[Opening DATASET CONTENT section]

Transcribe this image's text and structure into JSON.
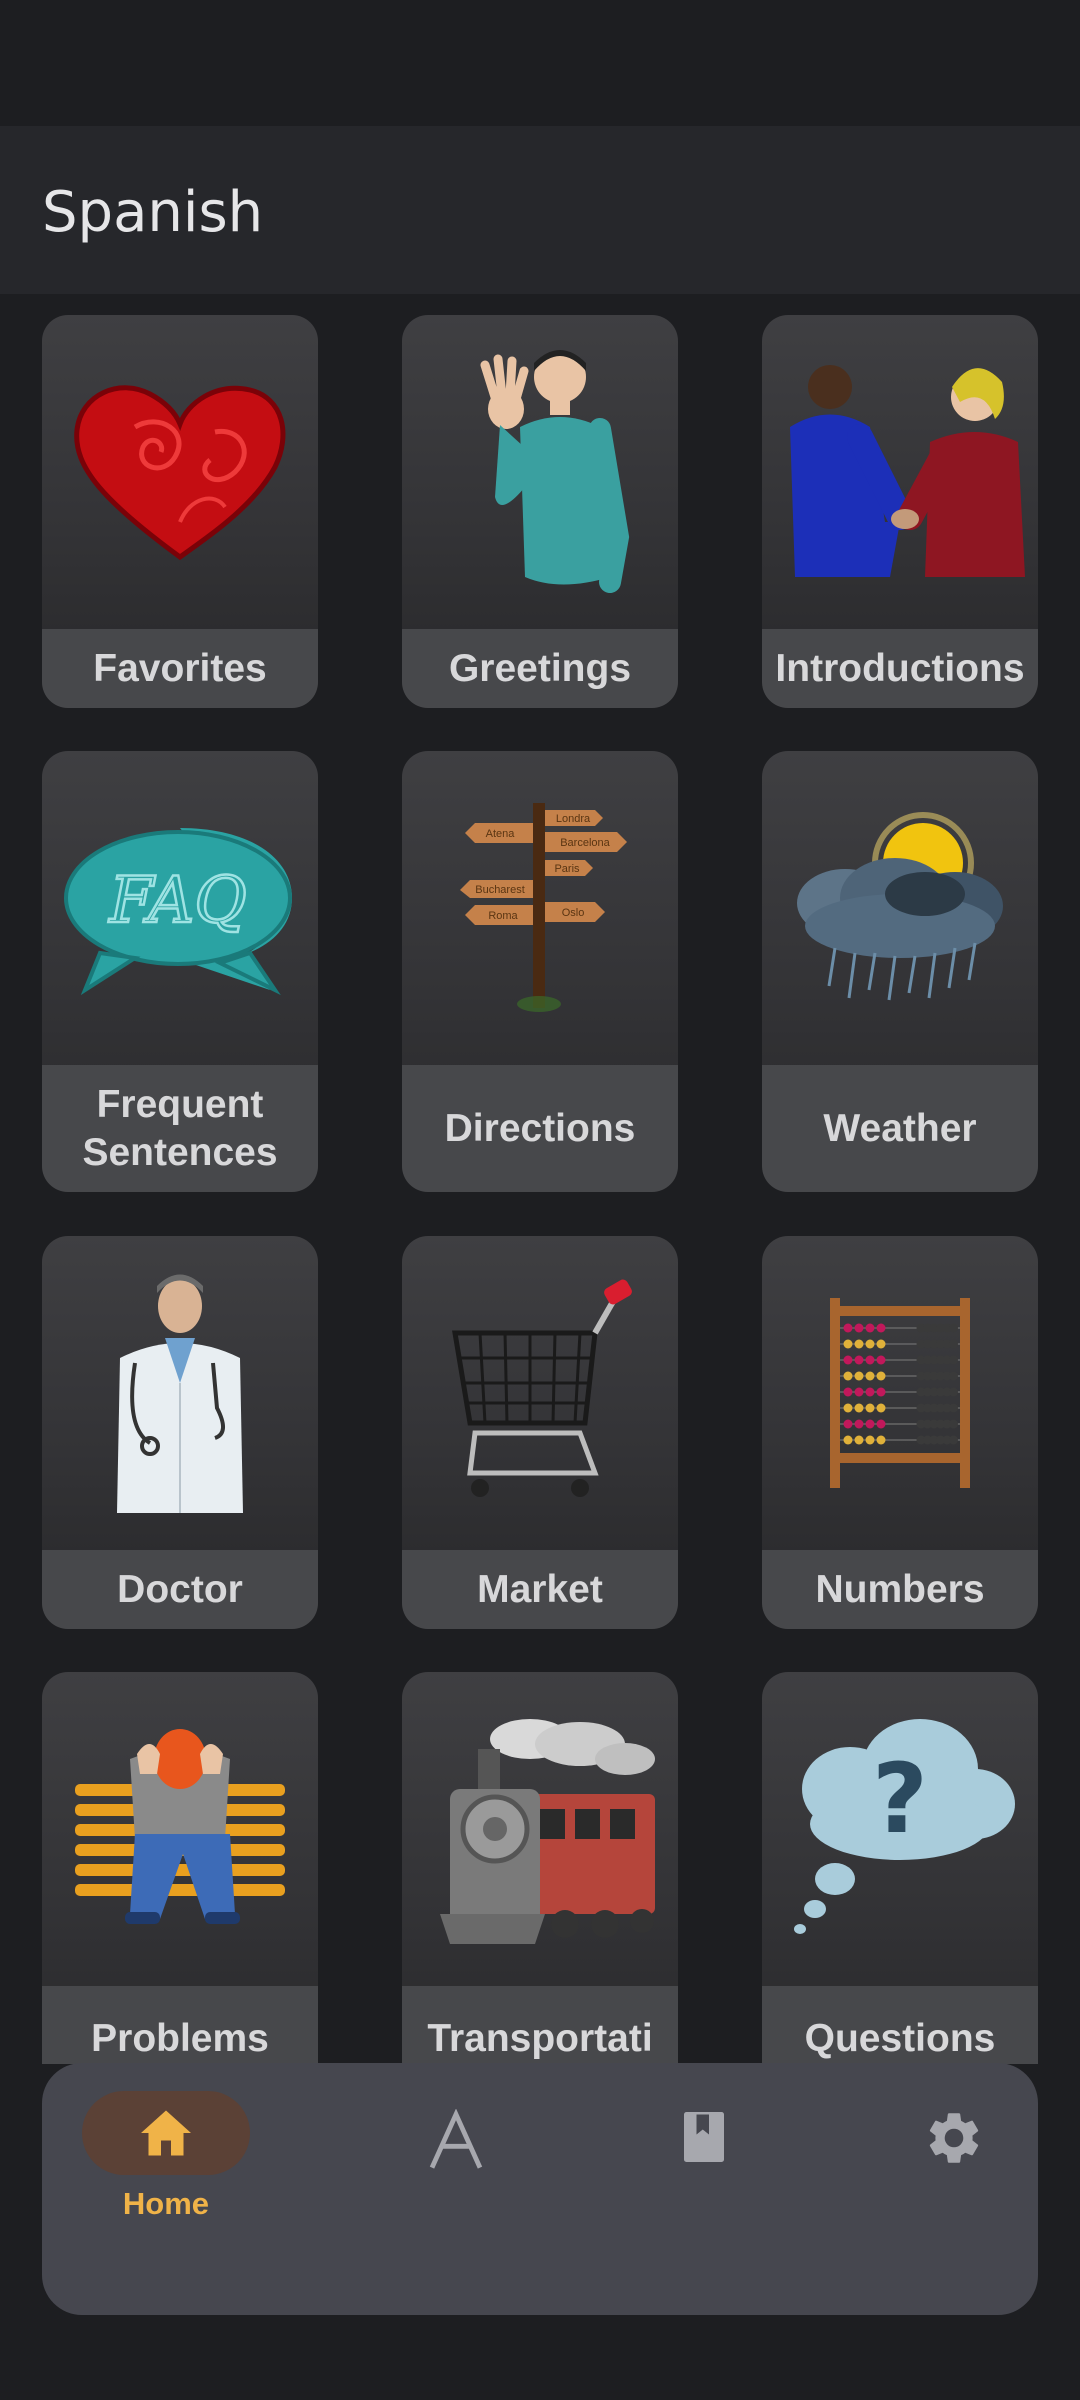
{
  "app": {
    "title": "Spanish"
  },
  "categories": [
    {
      "label": "Favorites",
      "icon": "heart-icon"
    },
    {
      "label": "Greetings",
      "icon": "waving-man-icon"
    },
    {
      "label": "Introductions",
      "icon": "handshake-icon"
    },
    {
      "label": "Frequent\nSentences",
      "icon": "faq-bubble-icon"
    },
    {
      "label": "Directions",
      "icon": "signpost-icon"
    },
    {
      "label": "Weather",
      "icon": "storm-cloud-icon"
    },
    {
      "label": "Doctor",
      "icon": "doctor-icon"
    },
    {
      "label": "Market",
      "icon": "shopping-cart-icon"
    },
    {
      "label": "Numbers",
      "icon": "abacus-icon"
    },
    {
      "label": "Problems",
      "icon": "troubled-man-icon"
    },
    {
      "label": "Transportati",
      "icon": "train-icon"
    },
    {
      "label": "Questions",
      "icon": "question-bubble-icon"
    }
  ],
  "nav": {
    "home_label": "Home",
    "items": [
      "home-icon",
      "alphabet-icon",
      "book-icon",
      "settings-icon"
    ]
  },
  "colors": {
    "accent": "#f0b348",
    "background": "#1d1e21",
    "nav_background": "#46474f"
  },
  "signpost": {
    "sign_1": "Atena",
    "sign_2": "Londra",
    "sign_3": "Barcelona",
    "sign_4": "Paris",
    "sign_5": "Bucharest",
    "sign_6": "Roma",
    "sign_7": "Oslo"
  },
  "faq": {
    "text": "FAQ"
  },
  "question": {
    "mark": "?"
  }
}
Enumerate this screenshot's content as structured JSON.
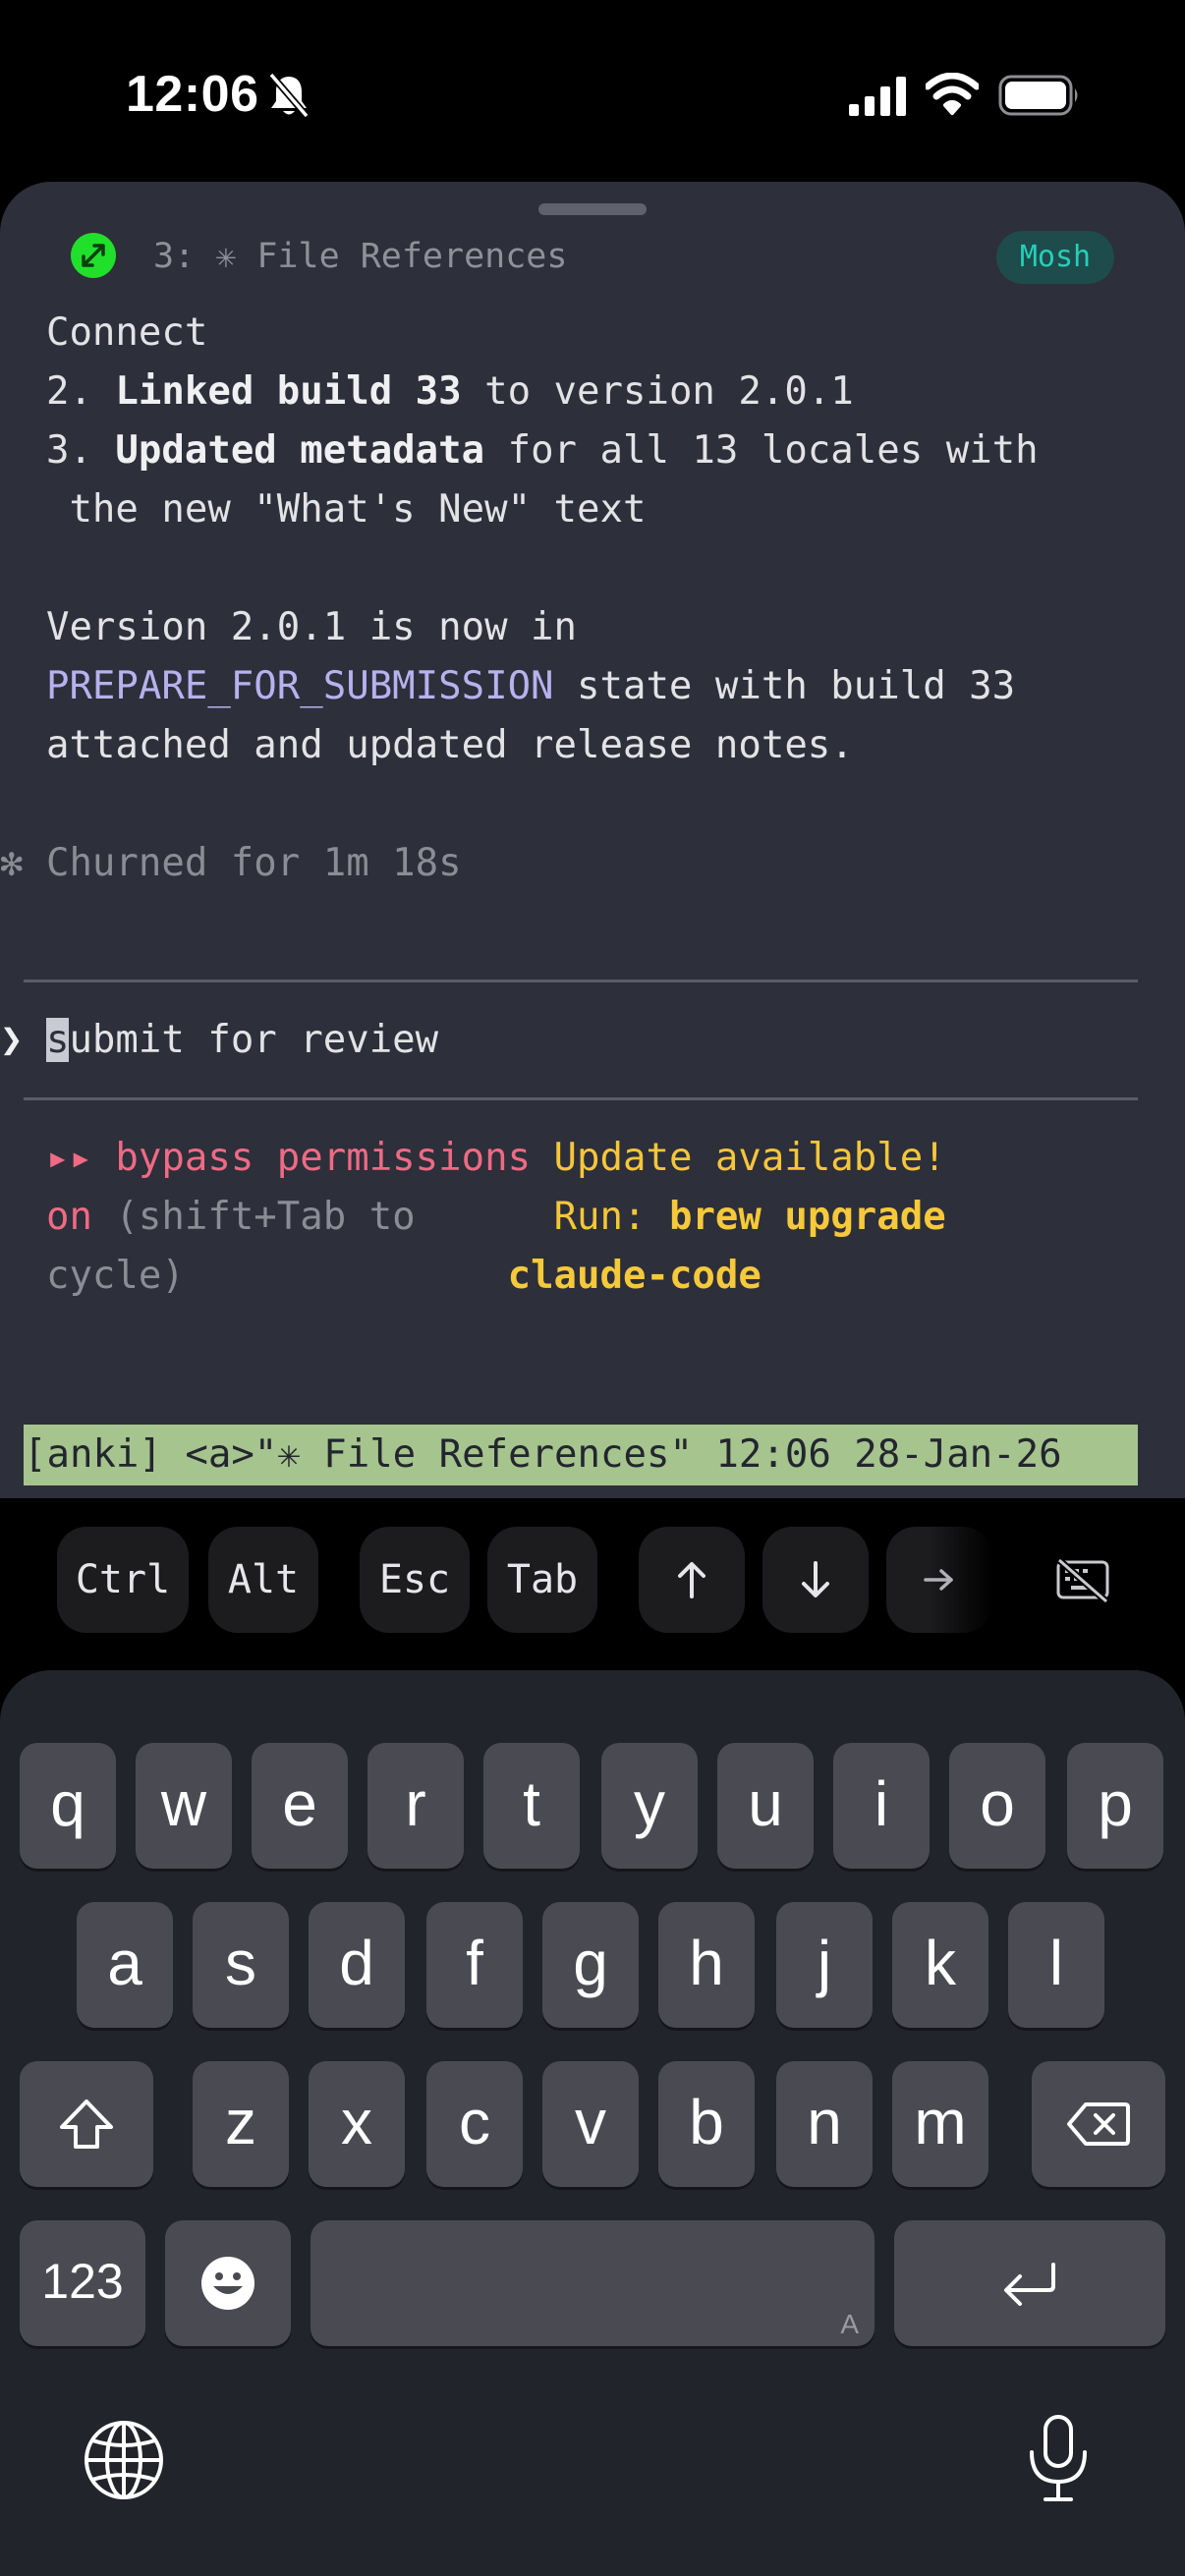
{
  "status_bar": {
    "time": "12:06"
  },
  "terminal": {
    "tab_title": "3: ✳ File References",
    "badge": "Mosh",
    "lines": {
      "l1": "Connect",
      "l2_prefix": "2. ",
      "l2_bold": "Linked build 33",
      "l2_rest": " to version 2.0.1",
      "l3_prefix": "3. ",
      "l3_bold": "Updated metadata",
      "l3_rest": " for all 13 locales with",
      "l4": " the new \"What's New\" text",
      "l5": "Version 2.0.1 is now in",
      "l6_hl": "PREPARE_FOR_SUBMISSION",
      "l6_rest": " state with build 33",
      "l7": "attached and updated release notes."
    },
    "churn": {
      "glyph": "✻",
      "text": "Churned for 1m 18s"
    },
    "prompt": {
      "glyph": "❯",
      "cursor_char": "s",
      "rest": "ubmit for review"
    },
    "footer": {
      "left_arrows": "▸▸",
      "left_1": " bypass permissions",
      "left_2_red": "on",
      "left_2_rest": " (shift+Tab to",
      "left_3": "cycle)",
      "right_1": "Update available!",
      "right_2_label": "Run: ",
      "right_2_cmd": "brew upgrade",
      "right_3_cmd": "claude-code"
    },
    "tmux_status": "[anki] <a>\"✳ File References\" 12:06 28-Jan-26"
  },
  "toolbar": {
    "ctrl": "Ctrl",
    "alt": "Alt",
    "esc": "Esc",
    "tab": "Tab",
    "icons": [
      "arrow-up-icon",
      "arrow-down-icon",
      "arrow-right-icon",
      "keyboard-dismiss-icon"
    ]
  },
  "keyboard": {
    "row1": [
      "q",
      "w",
      "e",
      "r",
      "t",
      "y",
      "u",
      "i",
      "o",
      "p"
    ],
    "row2": [
      "a",
      "s",
      "d",
      "f",
      "g",
      "h",
      "j",
      "k",
      "l"
    ],
    "row3": [
      "z",
      "x",
      "c",
      "v",
      "b",
      "n",
      "m"
    ],
    "numbers_label": "123",
    "space_hint": "A"
  },
  "colors": {
    "terminal_bg": "#2d2f3a",
    "accent_green": "#20e02c",
    "badge_teal": "#26cfb8",
    "highlight_lavender": "#b7b1ee",
    "warning_pink": "#ef6a84",
    "update_yellow": "#f4c63a",
    "tmux_green": "#a6c48e"
  }
}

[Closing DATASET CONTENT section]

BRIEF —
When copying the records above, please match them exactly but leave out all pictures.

FINAL ANSWER —
Transcribe this image's text and structure into JSON.
{
  "app": {
    "title": "Spanish"
  },
  "categories": [
    {
      "label": "Favorites",
      "icon": "heart-icon"
    },
    {
      "label": "Greetings",
      "icon": "waving-man-icon"
    },
    {
      "label": "Introductions",
      "icon": "handshake-icon"
    },
    {
      "label": "Frequent\nSentences",
      "icon": "faq-bubble-icon"
    },
    {
      "label": "Directions",
      "icon": "signpost-icon"
    },
    {
      "label": "Weather",
      "icon": "storm-cloud-icon"
    },
    {
      "label": "Doctor",
      "icon": "doctor-icon"
    },
    {
      "label": "Market",
      "icon": "shopping-cart-icon"
    },
    {
      "label": "Numbers",
      "icon": "abacus-icon"
    },
    {
      "label": "Problems",
      "icon": "troubled-man-icon"
    },
    {
      "label": "Transportati",
      "icon": "train-icon"
    },
    {
      "label": "Questions",
      "icon": "question-bubble-icon"
    }
  ],
  "nav": {
    "home_label": "Home",
    "items": [
      "home-icon",
      "alphabet-icon",
      "book-icon",
      "settings-icon"
    ]
  },
  "colors": {
    "accent": "#f0b348",
    "background": "#1d1e21",
    "nav_background": "#46474f"
  },
  "signpost": {
    "sign_1": "Atena",
    "sign_2": "Londra",
    "sign_3": "Barcelona",
    "sign_4": "Paris",
    "sign_5": "Bucharest",
    "sign_6": "Roma",
    "sign_7": "Oslo"
  },
  "faq": {
    "text": "FAQ"
  },
  "question": {
    "mark": "?"
  }
}
Enumerate this screenshot's content as structured JSON.
{
  "status_bar": {
    "time": "12:06"
  },
  "terminal": {
    "tab_title": "3: ✳ File References",
    "badge": "Mosh",
    "lines": {
      "l1": "Connect",
      "l2_prefix": "2. ",
      "l2_bold": "Linked build 33",
      "l2_rest": " to version 2.0.1",
      "l3_prefix": "3. ",
      "l3_bold": "Updated metadata",
      "l3_rest": " for all 13 locales with",
      "l4": " the new \"What's New\" text",
      "l5": "Version 2.0.1 is now in",
      "l6_hl": "PREPARE_FOR_SUBMISSION",
      "l6_rest": " state with build 33",
      "l7": "attached and updated release notes."
    },
    "churn": {
      "glyph": "✻",
      "text": "Churned for 1m 18s"
    },
    "prompt": {
      "glyph": "❯",
      "cursor_char": "s",
      "rest": "ubmit for review"
    },
    "footer": {
      "left_arrows": "▸▸",
      "left_1": " bypass permissions",
      "left_2_red": "on",
      "left_2_rest": " (shift+Tab to",
      "left_3": "cycle)",
      "right_1": "Update available!",
      "right_2_label": "Run: ",
      "right_2_cmd": "brew upgrade",
      "right_3_cmd": "claude-code"
    },
    "tmux_status": "[anki] <a>\"✳ File References\" 12:06 28-Jan-26"
  },
  "toolbar": {
    "ctrl": "Ctrl",
    "alt": "Alt",
    "esc": "Esc",
    "tab": "Tab",
    "icons": [
      "arrow-up-icon",
      "arrow-down-icon",
      "arrow-right-icon",
      "keyboard-dismiss-icon"
    ]
  },
  "keyboard": {
    "row1": [
      "q",
      "w",
      "e",
      "r",
      "t",
      "y",
      "u",
      "i",
      "o",
      "p"
    ],
    "row2": [
      "a",
      "s",
      "d",
      "f",
      "g",
      "h",
      "j",
      "k",
      "l"
    ],
    "row3": [
      "z",
      "x",
      "c",
      "v",
      "b",
      "n",
      "m"
    ],
    "numbers_label": "123",
    "space_hint": "A"
  },
  "colors": {
    "terminal_bg": "#2d2f3a",
    "accent_green": "#20e02c",
    "badge_teal": "#26cfb8",
    "highlight_lavender": "#b7b1ee",
    "warning_pink": "#ef6a84",
    "update_yellow": "#f4c63a",
    "tmux_green": "#a6c48e"
  }
}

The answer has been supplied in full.